Ah yes, something always goes wrong 🙂 When you can be there its easier to diagnose and confirm issues. Experience but more likely intuition comes into play in solving problem remotely. Autofocus slipping, filter wheel broken, camera moisture levels too high to name a few.
Creating my own software to analyze image quality in real time
With all that I had learnt I was able to start to solve a few automation problems that professional packages lack. I have had some great fun analysing the quality of images in real time including curvature and sensor tilt and correction during in sprinting towards this goal.
Experimenting creates waste! Not experimenting creates nothing good at all
Best advice. Keeping experiments small, goal focused and lightweight creates less waste and optimisation of value vs cost.
Product Goal: Automation for customers targets
Bringing it all together. These sprints were about enabling public access requests to professionally photograph targets of their choice delivering raw data and automated processed images. The images enclosed in the blog are much smaller than the real thing. A real single processed image may contain a gigabyte of HDR data. To reproduce these results starting from scratch could cost 10’s of thousands. With this service results are guaranteed for a fraction of the cost.
This is why I use Scrum Framework. Small iterations, small increments, maximising value, Learning as quickly as possible while optimising investment. Scrum enables accelerated learning. This Vision took a 18 months to bring to life!
I now have a viable business model where people can request a target and receive a fully automated dataset and a processed image of their target.
Next Vision: Different focal length telescopes and Southern Hemisphere
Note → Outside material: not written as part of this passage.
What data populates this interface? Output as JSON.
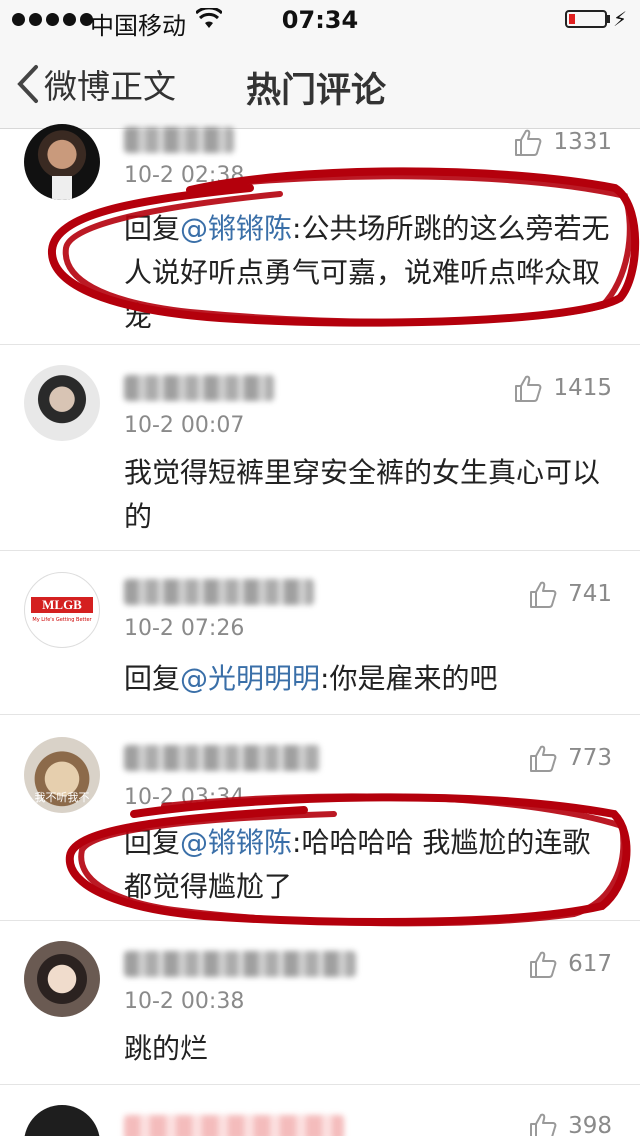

How will you bring your curiosity and creativity to play through experimentation to solve problems in the complex domain and have fun doing it? To learn more check out https://www.bagile.co.uk/our-courses/ or contact us to discuss agile and team coaching.